## Records for the task
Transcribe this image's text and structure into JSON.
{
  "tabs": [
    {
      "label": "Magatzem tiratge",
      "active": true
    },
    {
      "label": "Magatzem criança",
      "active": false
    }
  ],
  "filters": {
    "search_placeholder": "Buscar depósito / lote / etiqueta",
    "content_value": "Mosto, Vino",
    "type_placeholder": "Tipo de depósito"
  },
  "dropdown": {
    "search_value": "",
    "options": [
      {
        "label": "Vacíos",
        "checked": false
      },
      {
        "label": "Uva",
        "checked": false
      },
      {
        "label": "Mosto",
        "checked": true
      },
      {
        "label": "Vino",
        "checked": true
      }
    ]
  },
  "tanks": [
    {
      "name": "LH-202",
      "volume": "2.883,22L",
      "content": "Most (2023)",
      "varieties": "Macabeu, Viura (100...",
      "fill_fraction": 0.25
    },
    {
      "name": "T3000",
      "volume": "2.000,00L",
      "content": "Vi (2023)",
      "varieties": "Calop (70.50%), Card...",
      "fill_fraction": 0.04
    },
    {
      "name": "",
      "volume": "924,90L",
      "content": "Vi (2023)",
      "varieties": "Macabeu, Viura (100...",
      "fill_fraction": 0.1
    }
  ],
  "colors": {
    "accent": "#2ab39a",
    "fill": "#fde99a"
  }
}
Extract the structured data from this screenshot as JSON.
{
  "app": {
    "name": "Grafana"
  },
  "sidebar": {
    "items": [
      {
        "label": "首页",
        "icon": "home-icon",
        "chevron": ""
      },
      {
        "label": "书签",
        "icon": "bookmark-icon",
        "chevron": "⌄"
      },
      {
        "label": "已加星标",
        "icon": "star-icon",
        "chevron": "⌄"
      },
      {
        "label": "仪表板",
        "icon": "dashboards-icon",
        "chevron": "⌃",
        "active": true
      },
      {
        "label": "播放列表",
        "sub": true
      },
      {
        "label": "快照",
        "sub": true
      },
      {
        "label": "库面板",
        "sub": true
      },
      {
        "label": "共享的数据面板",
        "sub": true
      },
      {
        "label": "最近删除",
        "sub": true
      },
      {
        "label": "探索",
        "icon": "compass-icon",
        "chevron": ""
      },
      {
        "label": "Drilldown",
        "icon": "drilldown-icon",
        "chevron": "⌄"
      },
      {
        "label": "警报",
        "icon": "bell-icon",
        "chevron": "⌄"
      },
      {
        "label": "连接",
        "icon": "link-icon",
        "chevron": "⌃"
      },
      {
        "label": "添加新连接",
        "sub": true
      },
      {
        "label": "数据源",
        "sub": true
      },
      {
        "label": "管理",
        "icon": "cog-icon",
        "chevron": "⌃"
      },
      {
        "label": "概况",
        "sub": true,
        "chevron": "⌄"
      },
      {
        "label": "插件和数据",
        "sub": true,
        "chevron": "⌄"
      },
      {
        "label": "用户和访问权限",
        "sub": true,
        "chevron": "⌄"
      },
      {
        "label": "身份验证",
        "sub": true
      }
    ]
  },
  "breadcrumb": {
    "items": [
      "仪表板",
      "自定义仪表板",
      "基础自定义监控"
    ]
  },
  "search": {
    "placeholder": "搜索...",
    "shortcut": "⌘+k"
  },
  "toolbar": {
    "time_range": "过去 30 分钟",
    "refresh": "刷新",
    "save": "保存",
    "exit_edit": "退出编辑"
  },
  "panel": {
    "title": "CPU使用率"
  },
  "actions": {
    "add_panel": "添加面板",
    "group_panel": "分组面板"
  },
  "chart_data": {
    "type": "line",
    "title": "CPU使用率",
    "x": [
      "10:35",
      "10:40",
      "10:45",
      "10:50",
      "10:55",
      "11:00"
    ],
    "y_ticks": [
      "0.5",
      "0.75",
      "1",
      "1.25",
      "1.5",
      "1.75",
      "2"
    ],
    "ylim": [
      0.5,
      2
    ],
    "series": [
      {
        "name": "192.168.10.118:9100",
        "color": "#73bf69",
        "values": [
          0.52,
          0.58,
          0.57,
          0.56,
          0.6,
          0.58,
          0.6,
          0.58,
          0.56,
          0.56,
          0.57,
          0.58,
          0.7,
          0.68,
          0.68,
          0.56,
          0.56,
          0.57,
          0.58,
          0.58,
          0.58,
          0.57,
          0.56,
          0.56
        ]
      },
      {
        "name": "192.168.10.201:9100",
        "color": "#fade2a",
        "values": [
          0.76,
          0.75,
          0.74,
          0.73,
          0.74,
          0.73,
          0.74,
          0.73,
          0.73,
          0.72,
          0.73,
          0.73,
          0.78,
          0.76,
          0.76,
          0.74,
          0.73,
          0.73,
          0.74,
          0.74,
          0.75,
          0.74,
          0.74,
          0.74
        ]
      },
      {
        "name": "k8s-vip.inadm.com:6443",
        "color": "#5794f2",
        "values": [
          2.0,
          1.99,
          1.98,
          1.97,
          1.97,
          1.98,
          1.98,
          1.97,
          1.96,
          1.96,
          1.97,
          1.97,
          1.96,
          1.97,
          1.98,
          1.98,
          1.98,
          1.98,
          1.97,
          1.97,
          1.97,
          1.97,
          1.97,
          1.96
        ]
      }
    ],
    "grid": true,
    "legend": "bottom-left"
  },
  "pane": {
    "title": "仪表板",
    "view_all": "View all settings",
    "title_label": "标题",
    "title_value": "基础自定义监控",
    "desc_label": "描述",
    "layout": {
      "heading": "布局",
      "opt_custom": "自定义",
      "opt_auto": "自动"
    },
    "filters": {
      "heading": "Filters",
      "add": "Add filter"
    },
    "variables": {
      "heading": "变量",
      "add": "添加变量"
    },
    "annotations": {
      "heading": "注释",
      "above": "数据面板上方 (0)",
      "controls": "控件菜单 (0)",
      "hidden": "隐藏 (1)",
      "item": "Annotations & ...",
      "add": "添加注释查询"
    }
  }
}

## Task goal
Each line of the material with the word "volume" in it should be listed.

## Exercise output
      "volume": "2.883,22L",
      "volume": "2.000,00L",
      "volume": "924,90L",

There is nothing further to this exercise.